Items from a dataset
= Beginning of Section =
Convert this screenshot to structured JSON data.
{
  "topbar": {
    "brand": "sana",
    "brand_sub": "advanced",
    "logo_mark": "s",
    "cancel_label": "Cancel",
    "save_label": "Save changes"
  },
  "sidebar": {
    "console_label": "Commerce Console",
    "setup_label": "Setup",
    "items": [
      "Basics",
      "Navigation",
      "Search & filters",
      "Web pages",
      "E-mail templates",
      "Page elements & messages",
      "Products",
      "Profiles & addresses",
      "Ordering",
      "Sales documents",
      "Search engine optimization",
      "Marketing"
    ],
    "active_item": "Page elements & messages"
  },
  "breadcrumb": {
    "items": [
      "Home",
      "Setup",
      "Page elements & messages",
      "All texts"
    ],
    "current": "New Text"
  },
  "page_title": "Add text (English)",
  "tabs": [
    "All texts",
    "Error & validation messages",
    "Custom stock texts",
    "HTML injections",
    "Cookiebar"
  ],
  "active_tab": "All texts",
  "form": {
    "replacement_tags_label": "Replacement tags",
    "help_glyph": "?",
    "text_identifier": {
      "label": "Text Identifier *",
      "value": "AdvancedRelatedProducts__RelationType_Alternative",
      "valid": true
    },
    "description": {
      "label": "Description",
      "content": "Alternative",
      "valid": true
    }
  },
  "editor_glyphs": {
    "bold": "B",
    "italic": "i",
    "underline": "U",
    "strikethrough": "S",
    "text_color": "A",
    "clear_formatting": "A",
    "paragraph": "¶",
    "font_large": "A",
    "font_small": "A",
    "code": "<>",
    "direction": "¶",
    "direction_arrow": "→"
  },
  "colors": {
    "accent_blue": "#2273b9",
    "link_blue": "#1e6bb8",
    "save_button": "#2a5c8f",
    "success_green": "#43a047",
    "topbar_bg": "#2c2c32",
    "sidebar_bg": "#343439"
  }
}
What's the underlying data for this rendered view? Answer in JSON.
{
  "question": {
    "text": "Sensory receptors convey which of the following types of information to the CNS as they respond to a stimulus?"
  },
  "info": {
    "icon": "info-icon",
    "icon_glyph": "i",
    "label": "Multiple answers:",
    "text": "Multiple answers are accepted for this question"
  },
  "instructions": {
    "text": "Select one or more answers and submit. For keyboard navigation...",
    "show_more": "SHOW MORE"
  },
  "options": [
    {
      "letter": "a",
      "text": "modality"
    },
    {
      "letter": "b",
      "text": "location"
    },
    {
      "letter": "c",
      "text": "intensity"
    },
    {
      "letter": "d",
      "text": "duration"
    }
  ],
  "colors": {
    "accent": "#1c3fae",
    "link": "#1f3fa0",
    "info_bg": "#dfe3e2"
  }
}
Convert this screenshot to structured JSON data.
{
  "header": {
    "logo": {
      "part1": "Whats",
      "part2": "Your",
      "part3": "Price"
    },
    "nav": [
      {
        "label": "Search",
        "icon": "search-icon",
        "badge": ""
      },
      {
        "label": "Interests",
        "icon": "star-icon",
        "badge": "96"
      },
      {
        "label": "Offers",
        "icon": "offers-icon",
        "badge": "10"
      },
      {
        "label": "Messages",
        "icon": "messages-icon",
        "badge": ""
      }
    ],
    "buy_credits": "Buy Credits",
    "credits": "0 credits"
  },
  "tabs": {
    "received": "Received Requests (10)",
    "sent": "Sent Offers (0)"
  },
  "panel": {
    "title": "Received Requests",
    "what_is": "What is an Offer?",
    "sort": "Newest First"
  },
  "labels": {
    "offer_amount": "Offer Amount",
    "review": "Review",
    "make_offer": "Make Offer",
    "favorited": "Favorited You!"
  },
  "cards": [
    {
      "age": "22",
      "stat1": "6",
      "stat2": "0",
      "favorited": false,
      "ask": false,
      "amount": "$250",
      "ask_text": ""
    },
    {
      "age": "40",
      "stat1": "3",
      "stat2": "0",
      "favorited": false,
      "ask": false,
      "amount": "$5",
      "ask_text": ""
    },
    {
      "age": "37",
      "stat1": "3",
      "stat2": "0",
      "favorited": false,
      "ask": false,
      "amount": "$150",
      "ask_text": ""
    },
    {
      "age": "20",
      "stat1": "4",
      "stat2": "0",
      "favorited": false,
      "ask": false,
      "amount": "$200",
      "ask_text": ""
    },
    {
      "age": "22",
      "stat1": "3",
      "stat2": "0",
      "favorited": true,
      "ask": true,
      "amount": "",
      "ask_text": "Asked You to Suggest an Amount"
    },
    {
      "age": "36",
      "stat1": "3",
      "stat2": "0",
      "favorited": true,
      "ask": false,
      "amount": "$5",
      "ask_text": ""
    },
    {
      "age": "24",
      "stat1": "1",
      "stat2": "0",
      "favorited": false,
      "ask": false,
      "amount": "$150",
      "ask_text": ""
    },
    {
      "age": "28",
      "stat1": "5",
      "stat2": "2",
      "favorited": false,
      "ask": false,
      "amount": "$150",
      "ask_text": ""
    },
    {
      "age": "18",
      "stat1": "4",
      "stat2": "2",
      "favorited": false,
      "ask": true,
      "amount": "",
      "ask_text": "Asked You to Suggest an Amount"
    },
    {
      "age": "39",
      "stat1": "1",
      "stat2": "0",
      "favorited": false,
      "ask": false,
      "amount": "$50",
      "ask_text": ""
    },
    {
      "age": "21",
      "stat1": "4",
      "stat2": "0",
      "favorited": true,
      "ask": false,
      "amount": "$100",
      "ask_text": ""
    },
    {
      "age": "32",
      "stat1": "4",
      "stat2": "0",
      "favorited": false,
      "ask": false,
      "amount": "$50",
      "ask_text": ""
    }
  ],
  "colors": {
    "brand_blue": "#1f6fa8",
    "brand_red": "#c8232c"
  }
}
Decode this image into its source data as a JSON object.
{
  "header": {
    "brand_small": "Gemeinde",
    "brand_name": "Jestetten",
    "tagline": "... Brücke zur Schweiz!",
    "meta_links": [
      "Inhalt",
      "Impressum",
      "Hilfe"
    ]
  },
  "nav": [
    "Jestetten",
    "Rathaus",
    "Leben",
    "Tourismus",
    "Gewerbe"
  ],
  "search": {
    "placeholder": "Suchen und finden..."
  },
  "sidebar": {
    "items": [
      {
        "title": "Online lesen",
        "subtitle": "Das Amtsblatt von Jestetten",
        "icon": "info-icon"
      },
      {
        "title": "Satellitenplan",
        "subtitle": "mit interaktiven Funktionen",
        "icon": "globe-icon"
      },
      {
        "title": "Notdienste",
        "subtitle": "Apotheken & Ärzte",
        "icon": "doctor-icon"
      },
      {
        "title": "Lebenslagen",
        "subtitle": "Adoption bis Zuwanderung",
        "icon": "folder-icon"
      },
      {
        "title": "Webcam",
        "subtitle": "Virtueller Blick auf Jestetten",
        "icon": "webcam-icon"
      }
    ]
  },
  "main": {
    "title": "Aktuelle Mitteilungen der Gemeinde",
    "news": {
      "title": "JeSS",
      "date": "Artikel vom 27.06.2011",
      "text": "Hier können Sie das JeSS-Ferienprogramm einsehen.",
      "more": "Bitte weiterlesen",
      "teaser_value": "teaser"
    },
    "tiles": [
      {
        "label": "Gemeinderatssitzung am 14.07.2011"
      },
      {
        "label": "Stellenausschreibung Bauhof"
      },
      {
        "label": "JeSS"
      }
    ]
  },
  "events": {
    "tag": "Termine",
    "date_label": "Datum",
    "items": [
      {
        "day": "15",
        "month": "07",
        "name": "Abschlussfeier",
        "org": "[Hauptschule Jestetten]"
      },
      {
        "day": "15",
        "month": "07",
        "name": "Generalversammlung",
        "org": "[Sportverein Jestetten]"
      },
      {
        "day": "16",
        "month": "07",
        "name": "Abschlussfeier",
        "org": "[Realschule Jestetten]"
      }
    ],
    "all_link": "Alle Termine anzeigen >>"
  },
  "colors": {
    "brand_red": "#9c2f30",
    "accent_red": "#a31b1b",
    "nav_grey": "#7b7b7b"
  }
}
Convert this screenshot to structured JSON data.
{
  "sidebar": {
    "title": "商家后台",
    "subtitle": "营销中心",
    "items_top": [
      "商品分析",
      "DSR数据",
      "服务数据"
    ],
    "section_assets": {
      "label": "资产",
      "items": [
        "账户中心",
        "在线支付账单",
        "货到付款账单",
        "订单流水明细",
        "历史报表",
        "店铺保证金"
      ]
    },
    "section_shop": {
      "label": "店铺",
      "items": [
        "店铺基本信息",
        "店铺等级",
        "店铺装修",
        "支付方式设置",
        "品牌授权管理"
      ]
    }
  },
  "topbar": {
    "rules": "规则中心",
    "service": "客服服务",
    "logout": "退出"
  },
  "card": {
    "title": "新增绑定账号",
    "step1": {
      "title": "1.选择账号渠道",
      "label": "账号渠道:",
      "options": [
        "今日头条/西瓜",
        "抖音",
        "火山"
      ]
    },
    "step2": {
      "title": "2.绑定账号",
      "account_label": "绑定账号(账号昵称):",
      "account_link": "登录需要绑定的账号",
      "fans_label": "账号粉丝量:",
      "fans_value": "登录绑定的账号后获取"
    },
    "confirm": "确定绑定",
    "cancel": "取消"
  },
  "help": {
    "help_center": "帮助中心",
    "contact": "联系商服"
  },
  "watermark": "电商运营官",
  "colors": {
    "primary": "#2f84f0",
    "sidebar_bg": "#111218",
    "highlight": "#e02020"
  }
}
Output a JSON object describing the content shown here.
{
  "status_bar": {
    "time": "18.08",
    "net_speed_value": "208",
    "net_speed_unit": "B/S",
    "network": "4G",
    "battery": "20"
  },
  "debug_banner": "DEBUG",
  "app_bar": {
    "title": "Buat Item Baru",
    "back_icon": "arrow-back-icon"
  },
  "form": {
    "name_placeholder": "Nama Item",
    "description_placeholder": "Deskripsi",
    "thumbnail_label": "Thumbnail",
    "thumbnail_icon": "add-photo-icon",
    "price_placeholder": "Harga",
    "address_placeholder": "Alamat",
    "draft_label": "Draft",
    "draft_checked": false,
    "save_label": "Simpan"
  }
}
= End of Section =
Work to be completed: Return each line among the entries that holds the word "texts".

Exercise response:
      "All texts"
    "All texts",
    "Custom stock texts",
  "active_tab": "All texts",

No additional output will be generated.